1415 Back to the bus and a quick drive over to the State Gallery. I dropped the students at outside to start walking down to the Gunnery Artspace at Wolloomooloo, then drove down towards Mrs Macquarie's chair to find a park. Saw two spaces in a row, which was perfect for someone who had never done a reverse park in a minibus. Took the front space of the two. Another person tried to park behind me, and as I got out to pay for a ticket, I saw that I'd parked overhanging about a foot into that space. Of course I got back in the bus and moved it forward. At the parking meter, the woman who had parked behind me thanked me for moving the bus so nicely and in such a heartfelt manner that I realised that Sydney parkers must generally be a pack of curs.

1430 Artspace is a great venue too. Fell in love all over again with Elina Brotherus's photos, but was really taken by Ujino Muneteru's The Rotators, which wasn't working the last time I visited about a month ago. It's a room of sounds, rhythms -- music -- made from customised machines like tools and home appliances interacting with customised turntables and vinyl records with pencil stubs attached to them to play like old-style musicbox chimes. Funky and innovative. Nice video here too, by Tacita Dean.

1530 Back up to the State Gallery. While everyone else went straight down to the Biennale, I took a quick detour down to the Research Library to see the display of Noreen Grahame's personal collection of Artists' Books. That's a hidden little thing worth visiting. Unfortunately you can't touch the books, but there's enough variety in the pages shown to admire the fact that Noreen had an prescient appreciation of art in a book form long before it became popular in Australia. Many international books that I've read about but never seen for myself. Then I revisited the Biennale, especially Kei Takemura, who combines drawing and sewing to reflect her world, and Biljana Djurdevic, whose paintings are disturbing in the best way, getting under your skin and making you think about human behaviour.

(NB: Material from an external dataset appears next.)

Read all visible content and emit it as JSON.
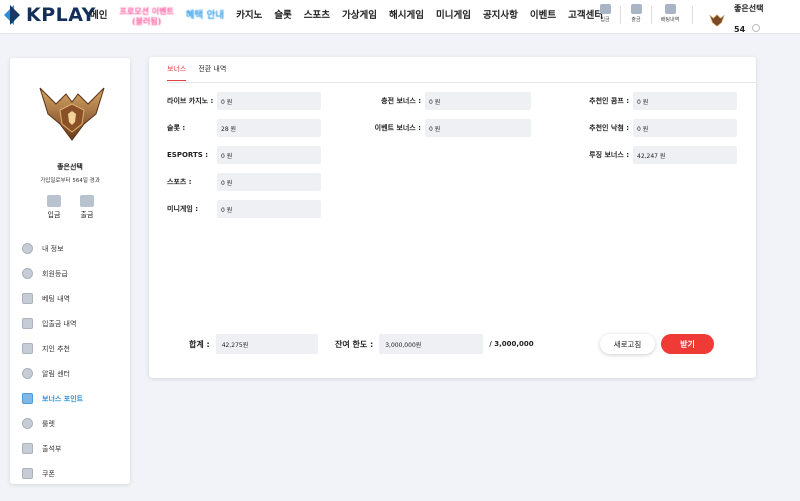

1700 Time to go home... a busload of weary students and equally weary minders heading through peak hour traffic. One of the students, M, had been chatting to people on the streets all day through the windows of the bus (and at one point had got a man to take a photo of her) and on the way out had everyone making faces at the cars and trucks. We got into a discussion about the art and... I missed the turnoff at the airport. Argh! We ended up in Rockdale, and decided to drive towards the M5 via King Georges Road, but then we got into a discussion about what to call the Printmaking Workshop's upcoming group blog and missed that turnoff! Double Argh! Of course, no place to do a U-turn, so we ended up in Sylvania Waters.

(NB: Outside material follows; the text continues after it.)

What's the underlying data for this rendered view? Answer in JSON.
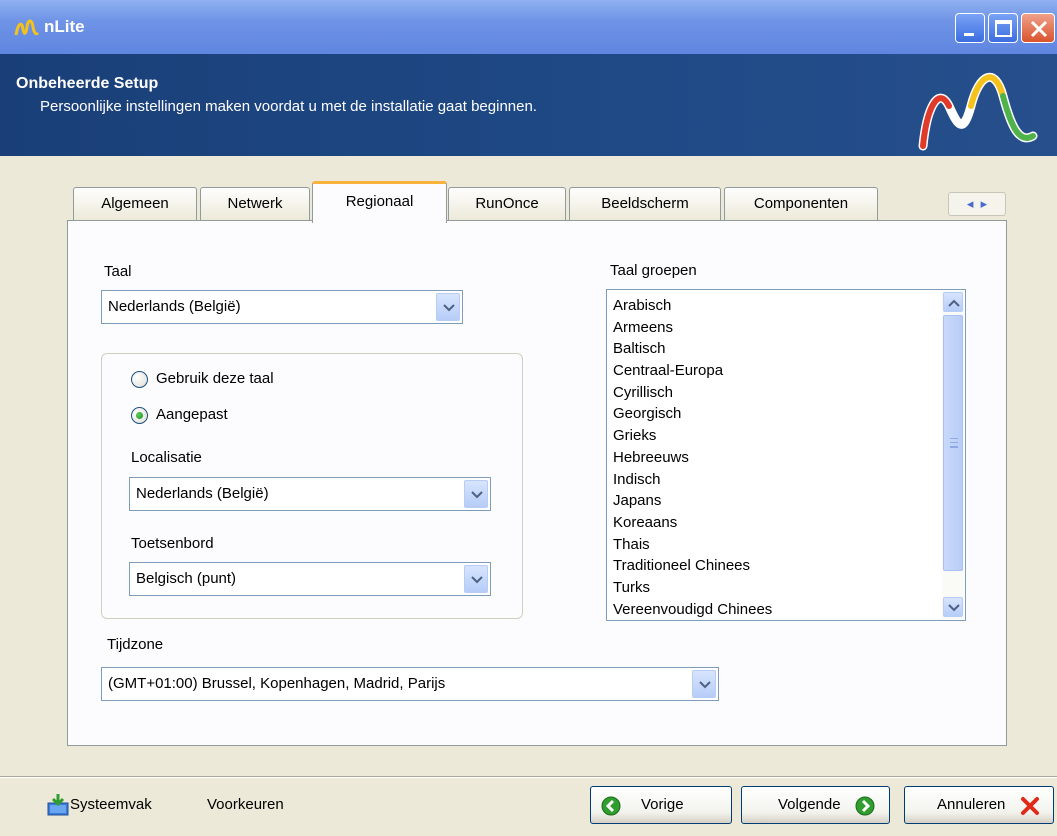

1745 After finding a place to turn around, and then finding a place we could fill up the petrol tank with our obscure university purchase card, we finally rejoined the M5 to find it so choked up with people fleeing Sydney that we calculated that the detour probably didn't take any more time than if we'd stayed on the right road. Much joy all around.

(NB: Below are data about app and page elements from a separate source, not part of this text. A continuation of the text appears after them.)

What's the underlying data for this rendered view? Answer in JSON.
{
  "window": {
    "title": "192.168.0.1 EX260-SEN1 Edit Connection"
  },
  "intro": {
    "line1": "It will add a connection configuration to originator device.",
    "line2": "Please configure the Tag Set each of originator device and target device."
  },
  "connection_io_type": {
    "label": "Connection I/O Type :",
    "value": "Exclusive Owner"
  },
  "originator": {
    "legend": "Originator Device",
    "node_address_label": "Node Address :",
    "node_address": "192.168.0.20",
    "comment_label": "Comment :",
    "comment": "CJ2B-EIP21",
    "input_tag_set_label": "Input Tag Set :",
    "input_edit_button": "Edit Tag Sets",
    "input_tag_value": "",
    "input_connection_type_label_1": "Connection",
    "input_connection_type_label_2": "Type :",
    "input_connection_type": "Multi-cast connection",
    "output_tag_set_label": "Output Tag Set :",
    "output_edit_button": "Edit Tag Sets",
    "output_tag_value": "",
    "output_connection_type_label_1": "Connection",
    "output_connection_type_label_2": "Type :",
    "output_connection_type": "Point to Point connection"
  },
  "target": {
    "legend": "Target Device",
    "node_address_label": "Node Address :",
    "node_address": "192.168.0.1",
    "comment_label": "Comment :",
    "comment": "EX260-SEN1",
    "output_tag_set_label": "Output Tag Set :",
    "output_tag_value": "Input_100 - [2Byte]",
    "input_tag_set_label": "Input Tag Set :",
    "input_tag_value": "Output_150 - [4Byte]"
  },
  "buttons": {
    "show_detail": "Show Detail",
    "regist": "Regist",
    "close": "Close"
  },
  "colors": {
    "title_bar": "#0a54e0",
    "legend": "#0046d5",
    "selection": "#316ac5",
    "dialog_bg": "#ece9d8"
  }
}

driving back in the dark
Looking back at the busdwellers in the dark

2100 Arrived back at the artschool, totally arted out and dying for a glass of wine. Oh bugger, still have to ride my bike home. Thank god for phones with radios in them. Triple J playing The Black Keys! Yay, pedal energy. Rock on. The clockometer outside the ABC says 5 degrees.


Mindy said...

loving broadband, I can finally see all your great piccys. You sure did take a big detour.

Ampersand Duck said...

heh. blame Sydney roads for having few places to turn around!

Kate said...

The best thing about this very excellent post is that you RODE YOUR BIKE so early and so late. I'm impressed that you had the energy to get home!